For the past few years, I have had a small position in physical gold in my portfolio mainly as a hedge against a stock market crash. I have discussed some of the mechanics related to owning physical gold in this article, and I’ve had some good returns on my investment during the COVID crisis.
As part of my challenge to get to 100K invested, my portfolio has undergone quite a heavy re-shaping this year. Whether or not I manage to meet my goal, the challenge has been great for me. It has forced me to be a lot more involved in my financial situation and to evaluate all the positions in my portfolio.
For the last few months, I have been debating what to do with the gold. Should I keep it as a hedge against a potential market crash? Or should I liquidate and put it into the market? I could never quite decide what to do with the gold, until recently.
So what changed?
Gold does not pay interest

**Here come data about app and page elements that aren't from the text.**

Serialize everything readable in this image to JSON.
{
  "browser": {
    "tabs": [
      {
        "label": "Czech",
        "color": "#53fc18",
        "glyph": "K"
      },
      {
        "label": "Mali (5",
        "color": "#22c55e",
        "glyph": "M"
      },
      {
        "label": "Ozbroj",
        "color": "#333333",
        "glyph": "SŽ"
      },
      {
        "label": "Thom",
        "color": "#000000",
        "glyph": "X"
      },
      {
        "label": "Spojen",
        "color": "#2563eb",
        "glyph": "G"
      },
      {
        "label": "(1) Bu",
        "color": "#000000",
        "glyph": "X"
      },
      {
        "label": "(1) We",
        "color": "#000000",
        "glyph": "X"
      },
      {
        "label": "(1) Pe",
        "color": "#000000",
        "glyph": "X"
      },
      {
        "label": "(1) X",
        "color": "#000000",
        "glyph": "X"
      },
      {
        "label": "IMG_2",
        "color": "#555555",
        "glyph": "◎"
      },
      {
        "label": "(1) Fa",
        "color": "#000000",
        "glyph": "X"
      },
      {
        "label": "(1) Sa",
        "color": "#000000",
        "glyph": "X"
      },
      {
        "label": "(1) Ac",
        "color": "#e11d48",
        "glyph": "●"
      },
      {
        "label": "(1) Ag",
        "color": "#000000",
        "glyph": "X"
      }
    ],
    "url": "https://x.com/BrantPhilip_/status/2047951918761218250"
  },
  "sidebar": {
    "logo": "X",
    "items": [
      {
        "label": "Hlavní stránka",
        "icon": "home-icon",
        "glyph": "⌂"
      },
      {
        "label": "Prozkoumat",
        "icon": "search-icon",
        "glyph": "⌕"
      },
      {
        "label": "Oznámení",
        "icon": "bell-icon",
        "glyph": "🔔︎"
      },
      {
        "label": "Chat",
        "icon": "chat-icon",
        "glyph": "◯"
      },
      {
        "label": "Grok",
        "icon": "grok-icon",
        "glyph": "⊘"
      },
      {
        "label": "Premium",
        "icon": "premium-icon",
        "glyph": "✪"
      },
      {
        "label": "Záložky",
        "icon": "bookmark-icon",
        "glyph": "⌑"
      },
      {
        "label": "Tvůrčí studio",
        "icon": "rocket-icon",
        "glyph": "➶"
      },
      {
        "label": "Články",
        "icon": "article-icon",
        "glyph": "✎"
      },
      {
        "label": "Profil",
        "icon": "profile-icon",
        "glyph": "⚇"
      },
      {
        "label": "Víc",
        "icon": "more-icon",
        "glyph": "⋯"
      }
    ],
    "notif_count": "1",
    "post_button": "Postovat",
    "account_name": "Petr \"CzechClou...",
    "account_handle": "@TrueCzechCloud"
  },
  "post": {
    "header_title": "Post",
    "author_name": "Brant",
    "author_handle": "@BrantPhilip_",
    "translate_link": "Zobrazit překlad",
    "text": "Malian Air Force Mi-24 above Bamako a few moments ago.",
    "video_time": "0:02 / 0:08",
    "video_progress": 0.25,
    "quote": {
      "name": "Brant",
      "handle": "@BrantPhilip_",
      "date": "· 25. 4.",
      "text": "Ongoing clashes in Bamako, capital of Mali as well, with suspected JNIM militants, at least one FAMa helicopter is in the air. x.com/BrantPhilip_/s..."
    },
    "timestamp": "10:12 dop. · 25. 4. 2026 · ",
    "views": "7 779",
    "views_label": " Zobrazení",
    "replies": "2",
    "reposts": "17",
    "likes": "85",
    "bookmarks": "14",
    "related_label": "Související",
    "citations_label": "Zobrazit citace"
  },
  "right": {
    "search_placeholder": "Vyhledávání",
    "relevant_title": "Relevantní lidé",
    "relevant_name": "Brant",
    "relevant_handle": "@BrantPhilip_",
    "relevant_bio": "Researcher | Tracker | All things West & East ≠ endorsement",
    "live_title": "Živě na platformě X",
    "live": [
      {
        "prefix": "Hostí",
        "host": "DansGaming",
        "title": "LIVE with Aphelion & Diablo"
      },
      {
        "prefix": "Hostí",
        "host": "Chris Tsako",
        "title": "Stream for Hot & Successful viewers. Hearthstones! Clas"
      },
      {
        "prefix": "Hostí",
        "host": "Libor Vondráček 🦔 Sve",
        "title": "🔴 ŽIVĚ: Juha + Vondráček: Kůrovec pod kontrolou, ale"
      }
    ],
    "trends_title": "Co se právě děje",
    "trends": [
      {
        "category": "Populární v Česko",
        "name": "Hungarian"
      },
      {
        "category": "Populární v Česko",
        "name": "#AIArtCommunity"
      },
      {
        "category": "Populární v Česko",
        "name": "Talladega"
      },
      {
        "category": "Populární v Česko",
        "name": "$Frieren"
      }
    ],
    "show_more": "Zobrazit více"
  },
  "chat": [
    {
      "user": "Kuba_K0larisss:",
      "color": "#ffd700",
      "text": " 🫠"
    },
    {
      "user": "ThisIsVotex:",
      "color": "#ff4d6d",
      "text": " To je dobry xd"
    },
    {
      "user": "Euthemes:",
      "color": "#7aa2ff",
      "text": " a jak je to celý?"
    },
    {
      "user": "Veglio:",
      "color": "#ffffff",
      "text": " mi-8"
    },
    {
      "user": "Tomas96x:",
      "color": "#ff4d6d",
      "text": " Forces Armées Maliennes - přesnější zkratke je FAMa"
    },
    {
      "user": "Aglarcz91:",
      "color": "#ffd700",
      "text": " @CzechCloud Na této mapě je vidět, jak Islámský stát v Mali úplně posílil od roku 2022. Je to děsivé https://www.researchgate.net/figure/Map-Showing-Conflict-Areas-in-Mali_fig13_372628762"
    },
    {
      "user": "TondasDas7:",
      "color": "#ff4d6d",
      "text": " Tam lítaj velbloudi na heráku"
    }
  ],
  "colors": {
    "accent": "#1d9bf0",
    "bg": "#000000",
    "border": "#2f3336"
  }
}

A few weeks ago, I came across this article by Tom Redmayne. In it, Tom mentions: “Gold has never worked a day in its life, it has just sat around for three billion years. It does not compound, it does not produce anything. It just sits around being scarce.” Such a simple statement, and yet, so true.
Of course, I knew that gold does not produce interest, but I had never explicitly thought about it I guess. Reading this article really made me think about it, and it made me put this investment into context to my goals.
My overall financial goal is to build up different passive income streams. I want my money working for me while I sleep. This is why I invest in real estate (hello, rent!) and ETFs (hello, dividends!). Finding out that it is possible to earn interest on your crypto was also one of the big motivators that got me interested in that space.
Gold, however, as Tom so brilliantly put it, has never worked a day in its life. As I am still in the accumulation phase of my financial journey, I want to hold assets that work for me. Sorry gold, but that is not you!
Simplifying my portfolio
Another factor that convinced me to sell my gold was portfolio simplification. After selling down parts of the position to take profits last year, gold represented only 1% of my portfolio.
I felt like I would either need to increase that position to make it more meaningful, or divest. Quite frankly, holding such a small position of anything is not worth the mental overhead and is extremely unlikely to make or break my financial fortune.
When in doubt, I like to follow the KISS principle.
Selling such a small position definitely makes my portfolio simpler for the future. I still have a few small positions that I need to decide what to do with (increase? divest?), but at least it is one less now.
Was gold a bad investment for me?
The good news is: I’m not actually down with my gold investment, and I think that is psychologically important. By selling now, I lock in a small profit and free up cash to invest elsewhere.
The opportunity cost of holding gold throughout this year has been high, as gold decreased in value while the stock and crypto markets roared. However, last year I made a nice profit on my investment of gold, and I did actually take that profit.
Remember: Paper gains mean nothing! It’s not a loss until you sell, but it’s not a profit until you sell either.
So overall, it’s a bit of a mixed bag. As is often the case, this probably was not the best investment I could have made, but I would not consider it a bad investment either. Overall, I’m still happy with how this turned out, but it’s time for me to move on.
What will I do with the money?
As is the case with all of my investments, I consider any money that I have invested to be gone. That means it cannot be spent, it can only be re-allocated. So that is exactly what I will do with the proceeds from the sale of gold.
To be precise, I will be putting 50% of the proceeds into crypto and 50% into ETFs. Step by step, that brings me closer to meeting my challenge of getting to 100K invested by the end of the year.
Bottom line on my gold investment
It’s bye bye gold for now! Maybe we’ll meet again in the future. Once I’m past the accumulation phase, I can definitely see an argument for holding a larger share of gold as some form of insurance against a stock market crash. Right now, it doesn’t really fit for me though.